**Data extract**
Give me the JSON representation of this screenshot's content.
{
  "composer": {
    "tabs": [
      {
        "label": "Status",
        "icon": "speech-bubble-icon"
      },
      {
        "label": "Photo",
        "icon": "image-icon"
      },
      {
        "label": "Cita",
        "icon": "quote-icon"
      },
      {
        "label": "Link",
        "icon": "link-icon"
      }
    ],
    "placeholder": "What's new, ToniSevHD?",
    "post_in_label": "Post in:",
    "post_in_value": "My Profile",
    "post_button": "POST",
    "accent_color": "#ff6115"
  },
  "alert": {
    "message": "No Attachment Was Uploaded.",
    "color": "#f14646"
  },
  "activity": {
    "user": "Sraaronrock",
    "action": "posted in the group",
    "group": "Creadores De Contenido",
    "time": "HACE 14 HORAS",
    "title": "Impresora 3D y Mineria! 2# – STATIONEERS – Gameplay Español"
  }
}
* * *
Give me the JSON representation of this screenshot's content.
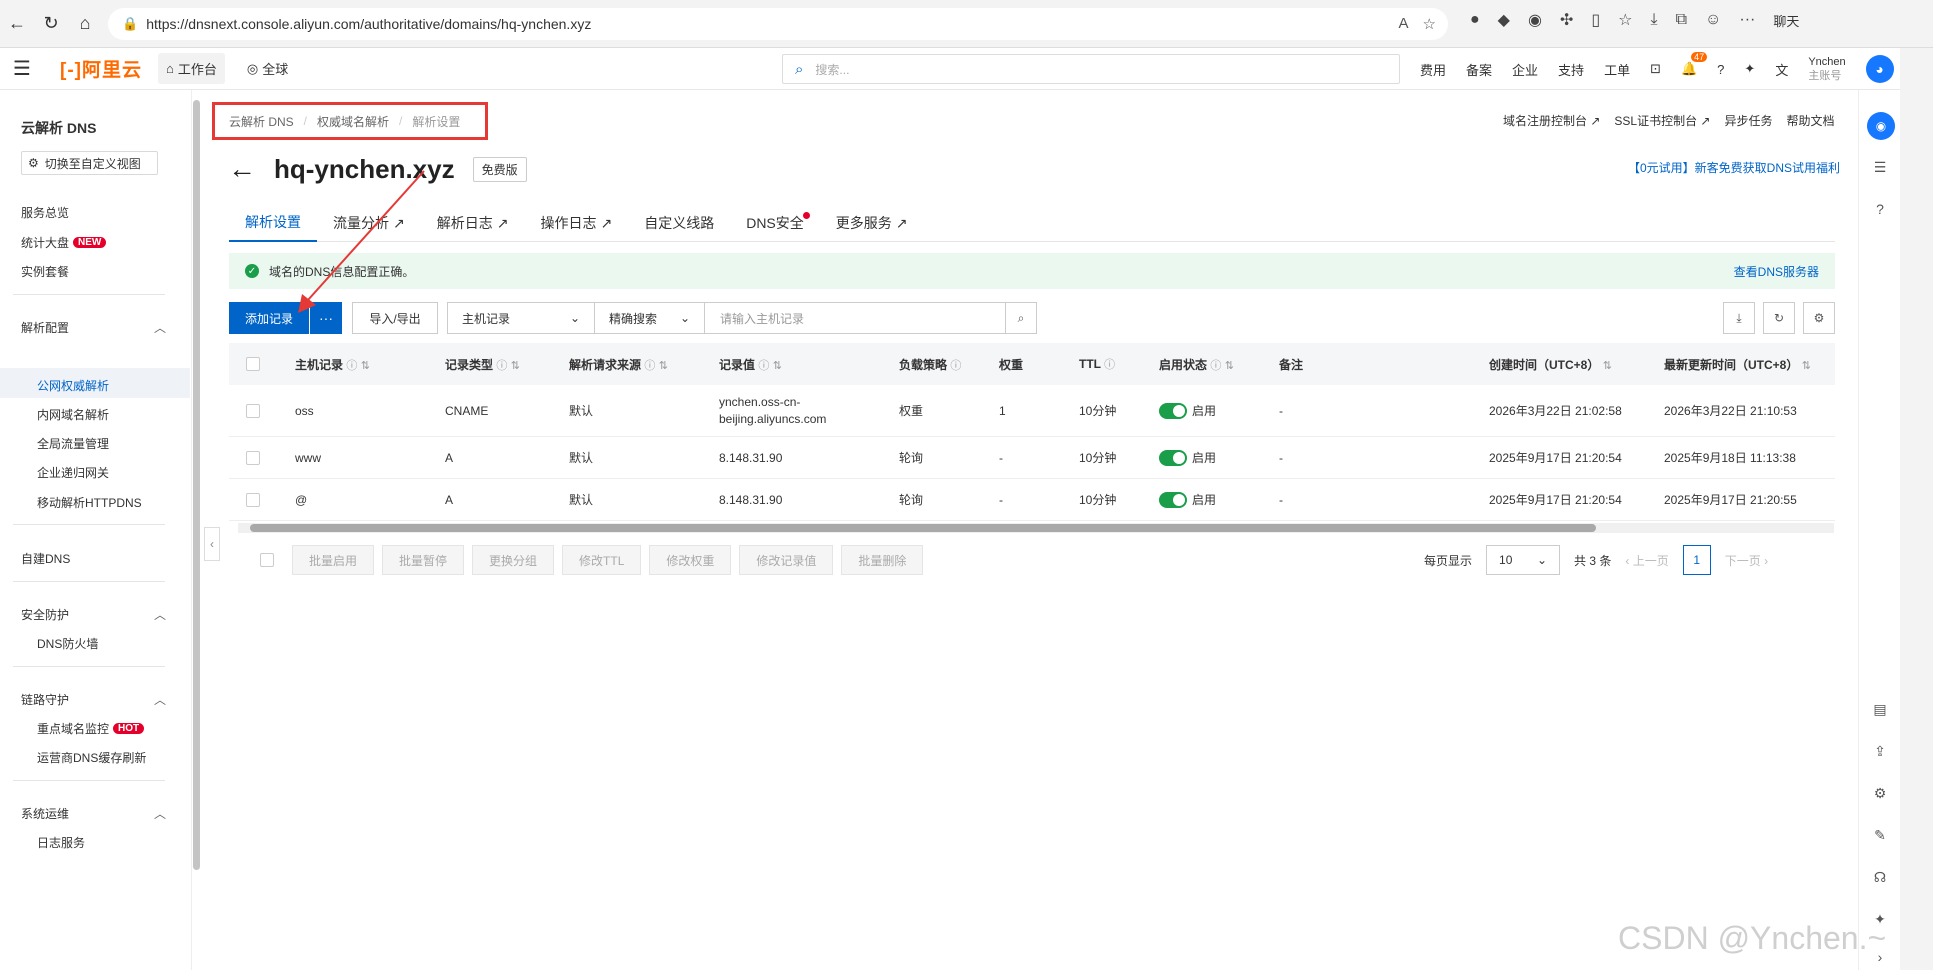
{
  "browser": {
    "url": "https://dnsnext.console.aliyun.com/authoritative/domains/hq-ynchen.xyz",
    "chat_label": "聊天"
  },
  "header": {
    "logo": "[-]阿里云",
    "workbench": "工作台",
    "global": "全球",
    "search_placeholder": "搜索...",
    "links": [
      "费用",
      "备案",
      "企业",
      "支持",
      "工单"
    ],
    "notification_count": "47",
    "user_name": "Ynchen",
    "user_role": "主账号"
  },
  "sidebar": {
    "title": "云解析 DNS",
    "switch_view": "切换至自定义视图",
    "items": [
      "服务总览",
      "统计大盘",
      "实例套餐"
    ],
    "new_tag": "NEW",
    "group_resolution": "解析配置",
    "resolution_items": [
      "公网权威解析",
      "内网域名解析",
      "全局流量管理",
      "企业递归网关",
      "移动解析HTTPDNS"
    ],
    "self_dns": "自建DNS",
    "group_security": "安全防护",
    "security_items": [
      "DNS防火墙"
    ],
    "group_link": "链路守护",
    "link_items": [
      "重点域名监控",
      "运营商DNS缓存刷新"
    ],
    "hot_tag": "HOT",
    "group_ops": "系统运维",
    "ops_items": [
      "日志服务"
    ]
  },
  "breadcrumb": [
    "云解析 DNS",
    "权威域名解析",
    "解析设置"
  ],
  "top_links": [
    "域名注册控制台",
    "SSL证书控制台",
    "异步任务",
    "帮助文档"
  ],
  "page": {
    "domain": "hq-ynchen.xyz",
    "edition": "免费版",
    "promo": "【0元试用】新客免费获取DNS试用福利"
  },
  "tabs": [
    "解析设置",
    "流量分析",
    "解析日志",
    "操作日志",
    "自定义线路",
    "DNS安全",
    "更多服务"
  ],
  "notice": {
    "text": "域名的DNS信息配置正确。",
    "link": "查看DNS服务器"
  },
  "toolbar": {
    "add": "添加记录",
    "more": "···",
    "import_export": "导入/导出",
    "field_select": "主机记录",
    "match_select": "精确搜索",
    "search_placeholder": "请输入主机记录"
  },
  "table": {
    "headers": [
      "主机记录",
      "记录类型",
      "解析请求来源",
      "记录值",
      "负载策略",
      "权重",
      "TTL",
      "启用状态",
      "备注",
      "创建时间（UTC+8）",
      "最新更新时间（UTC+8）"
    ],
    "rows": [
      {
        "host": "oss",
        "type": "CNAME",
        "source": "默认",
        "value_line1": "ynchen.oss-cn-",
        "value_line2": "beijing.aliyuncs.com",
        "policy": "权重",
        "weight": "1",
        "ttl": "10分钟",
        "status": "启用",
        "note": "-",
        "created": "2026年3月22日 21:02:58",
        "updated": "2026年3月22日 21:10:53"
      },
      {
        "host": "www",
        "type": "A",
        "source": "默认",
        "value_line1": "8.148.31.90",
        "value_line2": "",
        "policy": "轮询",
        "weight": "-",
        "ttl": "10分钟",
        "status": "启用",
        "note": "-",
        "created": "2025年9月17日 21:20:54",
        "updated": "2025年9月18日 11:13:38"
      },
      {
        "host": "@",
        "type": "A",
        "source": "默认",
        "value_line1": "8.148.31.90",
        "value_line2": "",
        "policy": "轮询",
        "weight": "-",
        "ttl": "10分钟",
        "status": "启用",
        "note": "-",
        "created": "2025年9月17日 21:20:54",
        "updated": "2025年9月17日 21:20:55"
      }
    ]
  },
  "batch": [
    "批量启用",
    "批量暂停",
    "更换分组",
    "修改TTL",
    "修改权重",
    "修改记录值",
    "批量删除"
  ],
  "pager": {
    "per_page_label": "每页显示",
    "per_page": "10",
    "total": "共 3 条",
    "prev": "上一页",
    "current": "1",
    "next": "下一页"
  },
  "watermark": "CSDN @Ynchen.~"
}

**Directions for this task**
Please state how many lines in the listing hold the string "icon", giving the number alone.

**Response to the task**
4